» **Entries provided**
┄┄┄┄┄┄

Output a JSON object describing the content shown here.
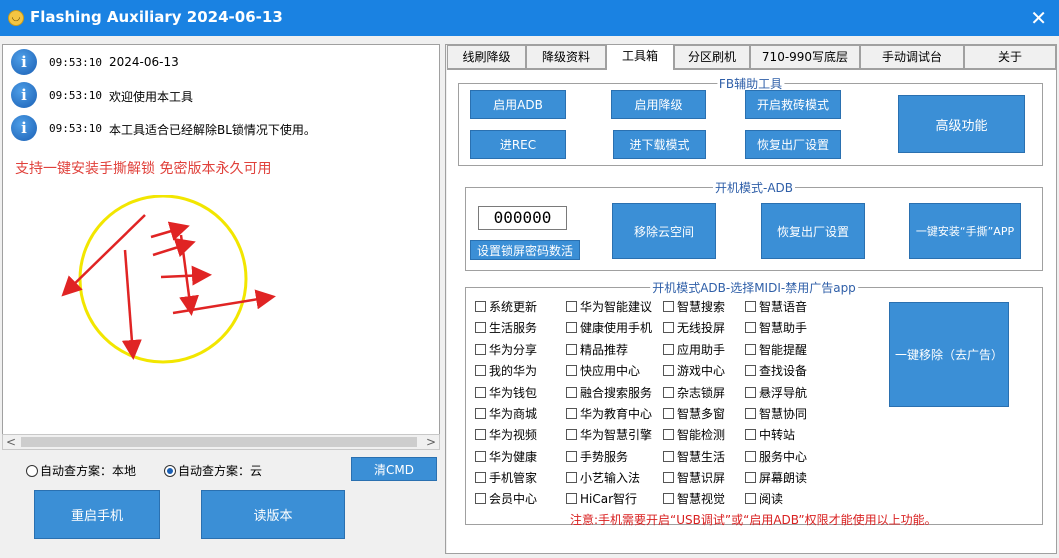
{
  "window": {
    "title": "Flashing Auxiliary 2024-06-13",
    "close_glyph": "✕",
    "app_icon": "smiley-icon"
  },
  "log": [
    {
      "time": "09:53:10",
      "message": "2024-06-13"
    },
    {
      "time": "09:53:10",
      "message": "欢迎使用本工具"
    },
    {
      "time": "09:53:10",
      "message": "本工具适合已经解除BL锁情况下使用。"
    }
  ],
  "log_icon_glyph": "i",
  "promo_text": "支持一键安装手撕解锁 免密版本永久可用",
  "colors": {
    "accent": "#3b8fd6",
    "title_bar": "#1a82e2",
    "promo": "#e0413b",
    "note": "#d92020",
    "gesture_circle": "#f2e600",
    "gesture_arrow": "#e02424"
  },
  "scroll": {
    "left_arrow": "<",
    "right_arrow": ">"
  },
  "query": {
    "local_label": "自动查方案：本地",
    "cloud_label": "自动查方案：云",
    "selected": "cloud"
  },
  "left_buttons": {
    "clear_cmd": "清CMD",
    "reboot": "重启手机",
    "read_version": "读版本"
  },
  "tabs": [
    {
      "label": "线刷降级",
      "active": false
    },
    {
      "label": "降级资料",
      "active": false
    },
    {
      "label": "工具箱",
      "active": true
    },
    {
      "label": "分区刷机",
      "active": false
    },
    {
      "label": "710-990写底层",
      "active": false
    },
    {
      "label": "手动调试台",
      "active": false
    },
    {
      "label": "关于",
      "active": false
    }
  ],
  "fb_tools": {
    "title": "FB辅助工具",
    "buttons": [
      "启用ADB",
      "启用降级",
      "开启救砖模式",
      "进REC",
      "进下载模式",
      "恢复出厂设置"
    ],
    "advanced": "高级功能"
  },
  "adb_mode": {
    "title": "开机模式-ADB",
    "pin_value": "000000",
    "set_lock_pwd": "设置锁屏密码数活",
    "remove_cloud": "移除云空间",
    "factory_reset": "恢复出厂设置",
    "install_app": "一键安装“手撕”APP"
  },
  "disable_ads": {
    "title": "开机模式ADB-选择MIDI-禁用广告app",
    "columns": [
      [
        "系统更新",
        "生活服务",
        "华为分享",
        "我的华为",
        "华为钱包",
        "华为商城",
        "华为视频",
        "华为健康",
        "手机管家",
        "会员中心"
      ],
      [
        "华为智能建议",
        "健康使用手机",
        "精品推荐",
        "快应用中心",
        "融合搜索服务",
        "华为教育中心",
        "华为智慧引擎",
        "手势服务",
        "小艺输入法",
        "HiCar智行"
      ],
      [
        "智慧搜索",
        "无线投屏",
        "应用助手",
        "游戏中心",
        "杂志锁屏",
        "智慧多窗",
        "智能检测",
        "智慧生活",
        "智慧识屏",
        "智慧视觉"
      ],
      [
        "智慧语音",
        "智慧助手",
        "智能提醒",
        "查找设备",
        "悬浮导航",
        "智慧协同",
        "中转站",
        "服务中心",
        "屏幕朗读",
        "阅读"
      ]
    ],
    "remove_button": "一键移除（去广告）",
    "note": "注意:手机需要开启“USB调试”或“启用ADB”权限才能使用以上功能。"
  }
}
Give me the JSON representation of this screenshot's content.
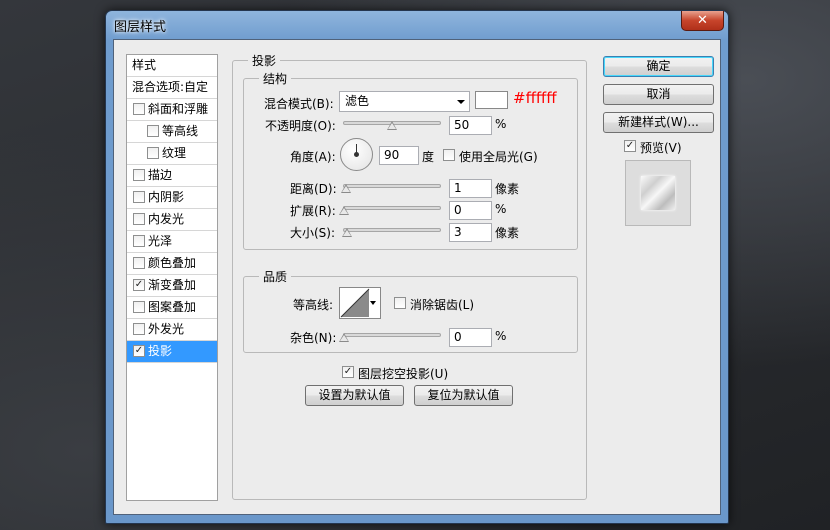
{
  "window": {
    "title": "图层样式",
    "close_glyph": "✕"
  },
  "style_list": {
    "header": "样式",
    "blend_options": "混合选项:自定",
    "items": [
      {
        "label": "斜面和浮雕",
        "checked": false,
        "indent": false
      },
      {
        "label": "等高线",
        "checked": false,
        "indent": true
      },
      {
        "label": "纹理",
        "checked": false,
        "indent": true
      },
      {
        "label": "描边",
        "checked": false,
        "indent": false
      },
      {
        "label": "内阴影",
        "checked": false,
        "indent": false
      },
      {
        "label": "内发光",
        "checked": false,
        "indent": false
      },
      {
        "label": "光泽",
        "checked": false,
        "indent": false
      },
      {
        "label": "颜色叠加",
        "checked": false,
        "indent": false
      },
      {
        "label": "渐变叠加",
        "checked": true,
        "indent": false
      },
      {
        "label": "图案叠加",
        "checked": false,
        "indent": false
      },
      {
        "label": "外发光",
        "checked": false,
        "indent": false
      },
      {
        "label": "投影",
        "checked": true,
        "indent": false,
        "selected": true
      }
    ]
  },
  "panel": {
    "title": "投影",
    "structure": {
      "title": "结构",
      "blend_mode_label": "混合模式(B):",
      "blend_mode_value": "滤色",
      "color_swatch": "#ffffff",
      "color_annotation": "#ffffff",
      "opacity_label": "不透明度(O):",
      "opacity_value": "50",
      "opacity_unit": "%",
      "angle_label": "角度(A):",
      "angle_value": "90",
      "angle_unit": "度",
      "global_light_label": "使用全局光(G)",
      "global_light_checked": false,
      "distance_label": "距离(D):",
      "distance_value": "1",
      "distance_unit": "像素",
      "spread_label": "扩展(R):",
      "spread_value": "0",
      "spread_unit": "%",
      "size_label": "大小(S):",
      "size_value": "3",
      "size_unit": "像素"
    },
    "quality": {
      "title": "品质",
      "contour_label": "等高线:",
      "anti_alias_label": "消除锯齿(L)",
      "anti_alias_checked": false,
      "noise_label": "杂色(N):",
      "noise_value": "0",
      "noise_unit": "%"
    },
    "knockout_label": "图层挖空投影(U)",
    "knockout_checked": true,
    "make_default": "设置为默认值",
    "reset_default": "复位为默认值"
  },
  "buttons": {
    "ok": "确定",
    "cancel": "取消",
    "new_style": "新建样式(W)...",
    "preview_label": "预览(V)",
    "preview_checked": true
  },
  "colors": {
    "annotation_red": "#ff0000",
    "selection": "#3399ff"
  },
  "check_glyph": "✓"
}
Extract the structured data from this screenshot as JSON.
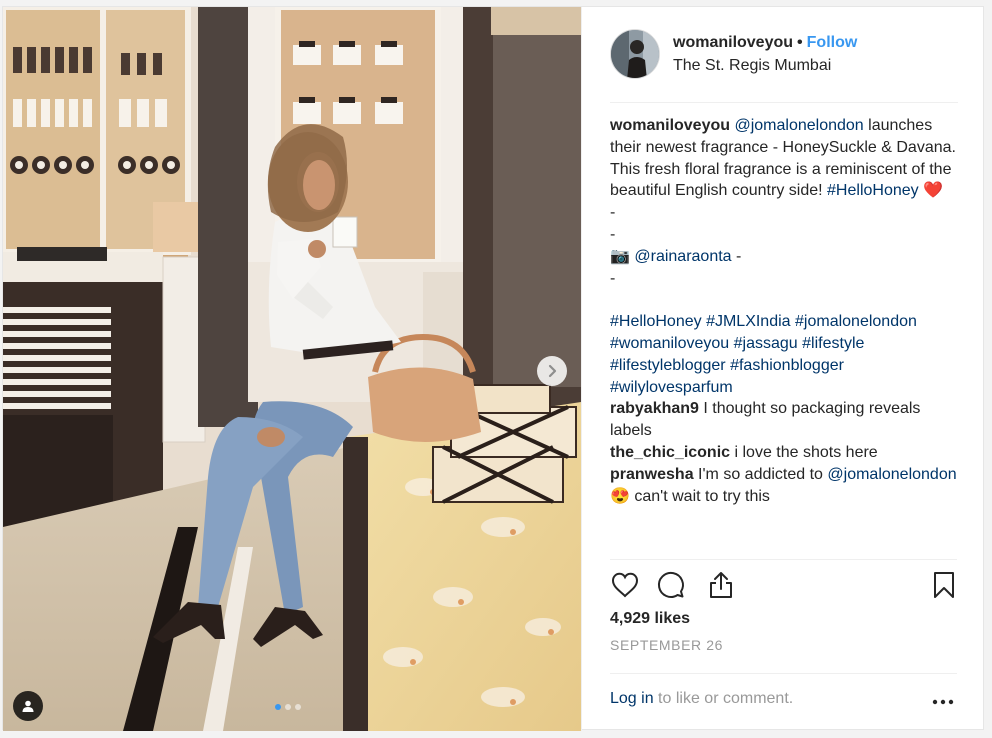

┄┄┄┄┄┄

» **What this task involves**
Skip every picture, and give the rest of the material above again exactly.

» **Answer box**
Output a JSON object describing the content shown here.
{
  "window": {
    "title": "Flashing Auxiliary 2024-06-13",
    "close_glyph": "✕",
    "app_icon": "smiley-icon"
  },
  "log": [
    {
      "time": "09:53:10",
      "message": "2024-06-13"
    },
    {
      "time": "09:53:10",
      "message": "欢迎使用本工具"
    },
    {
      "time": "09:53:10",
      "message": "本工具适合已经解除BL锁情况下使用。"
    }
  ],
  "log_icon_glyph": "i",
  "promo_text": "支持一键安装手撕解锁 免密版本永久可用",
  "colors": {
    "accent": "#3b8fd6",
    "title_bar": "#1a82e2",
    "promo": "#e0413b",
    "note": "#d92020",
    "gesture_circle": "#f2e600",
    "gesture_arrow": "#e02424"
  },
  "scroll": {
    "left_arrow": "<",
    "right_arrow": ">"
  },
  "query": {
    "local_label": "自动查方案：本地",
    "cloud_label": "自动查方案：云",
    "selected": "cloud"
  },
  "left_buttons": {
    "clear_cmd": "清CMD",
    "reboot": "重启手机",
    "read_version": "读版本"
  },
  "tabs": [
    {
      "label": "线刷降级",
      "active": false
    },
    {
      "label": "降级资料",
      "active": false
    },
    {
      "label": "工具箱",
      "active": true
    },
    {
      "label": "分区刷机",
      "active": false
    },
    {
      "label": "710-990写底层",
      "active": false
    },
    {
      "label": "手动调试台",
      "active": false
    },
    {
      "label": "关于",
      "active": false
    }
  ],
  "fb_tools": {
    "title": "FB辅助工具",
    "buttons": [
      "启用ADB",
      "启用降级",
      "开启救砖模式",
      "进REC",
      "进下载模式",
      "恢复出厂设置"
    ],
    "advanced": "高级功能"
  },
  "adb_mode": {
    "title": "开机模式-ADB",
    "pin_value": "000000",
    "set_lock_pwd": "设置锁屏密码数活",
    "remove_cloud": "移除云空间",
    "factory_reset": "恢复出厂设置",
    "install_app": "一键安装“手撕”APP"
  },
  "disable_ads": {
    "title": "开机模式ADB-选择MIDI-禁用广告app",
    "columns": [
      [
        "系统更新",
        "生活服务",
        "华为分享",
        "我的华为",
        "华为钱包",
        "华为商城",
        "华为视频",
        "华为健康",
        "手机管家",
        "会员中心"
      ],
      [
        "华为智能建议",
        "健康使用手机",
        "精品推荐",
        "快应用中心",
        "融合搜索服务",
        "华为教育中心",
        "华为智慧引擎",
        "手势服务",
        "小艺输入法",
        "HiCar智行"
      ],
      [
        "智慧搜索",
        "无线投屏",
        "应用助手",
        "游戏中心",
        "杂志锁屏",
        "智慧多窗",
        "智能检测",
        "智慧生活",
        "智慧识屏",
        "智慧视觉"
      ],
      [
        "智慧语音",
        "智慧助手",
        "智能提醒",
        "查找设备",
        "悬浮导航",
        "智慧协同",
        "中转站",
        "服务中心",
        "屏幕朗读",
        "阅读"
      ]
    ],
    "remove_button": "一键移除（去广告）",
    "note": "注意:手机需要开启“USB调试”或“启用ADB”权限才能使用以上功能。"
  }
}
Give me the JSON representation of this screenshot's content.
{
  "window": {
    "title": "图层样式",
    "close_glyph": "✕"
  },
  "style_list": {
    "header": "样式",
    "blend_options": "混合选项:自定",
    "items": [
      {
        "label": "斜面和浮雕",
        "checked": false,
        "indent": false
      },
      {
        "label": "等高线",
        "checked": false,
        "indent": true
      },
      {
        "label": "纹理",
        "checked": false,
        "indent": true
      },
      {
        "label": "描边",
        "checked": false,
        "indent": false
      },
      {
        "label": "内阴影",
        "checked": false,
        "indent": false
      },
      {
        "label": "内发光",
        "checked": false,
        "indent": false
      },
      {
        "label": "光泽",
        "checked": false,
        "indent": false
      },
      {
        "label": "颜色叠加",
        "checked": false,
        "indent": false
      },
      {
        "label": "渐变叠加",
        "checked": true,
        "indent": false
      },
      {
        "label": "图案叠加",
        "checked": false,
        "indent": false
      },
      {
        "label": "外发光",
        "checked": false,
        "indent": false
      },
      {
        "label": "投影",
        "checked": true,
        "indent": false,
        "selected": true
      }
    ]
  },
  "panel": {
    "title": "投影",
    "structure": {
      "title": "结构",
      "blend_mode_label": "混合模式(B):",
      "blend_mode_value": "滤色",
      "color_swatch": "#ffffff",
      "color_annotation": "#ffffff",
      "opacity_label": "不透明度(O):",
      "opacity_value": "50",
      "opacity_unit": "%",
      "angle_label": "角度(A):",
      "angle_value": "90",
      "angle_unit": "度",
      "global_light_label": "使用全局光(G)",
      "global_light_checked": false,
      "distance_label": "距离(D):",
      "distance_value": "1",
      "distance_unit": "像素",
      "spread_label": "扩展(R):",
      "spread_value": "0",
      "spread_unit": "%",
      "size_label": "大小(S):",
      "size_value": "3",
      "size_unit": "像素"
    },
    "quality": {
      "title": "品质",
      "contour_label": "等高线:",
      "anti_alias_label": "消除锯齿(L)",
      "anti_alias_checked": false,
      "noise_label": "杂色(N):",
      "noise_value": "0",
      "noise_unit": "%"
    },
    "knockout_label": "图层挖空投影(U)",
    "knockout_checked": true,
    "make_default": "设置为默认值",
    "reset_default": "复位为默认值"
  },
  "buttons": {
    "ok": "确定",
    "cancel": "取消",
    "new_style": "新建样式(W)...",
    "preview_label": "预览(V)",
    "preview_checked": true
  },
  "colors": {
    "annotation_red": "#ff0000",
    "selection": "#3399ff"
  },
  "check_glyph": "✓"
}
Extract the structured data from this screenshot as JSON.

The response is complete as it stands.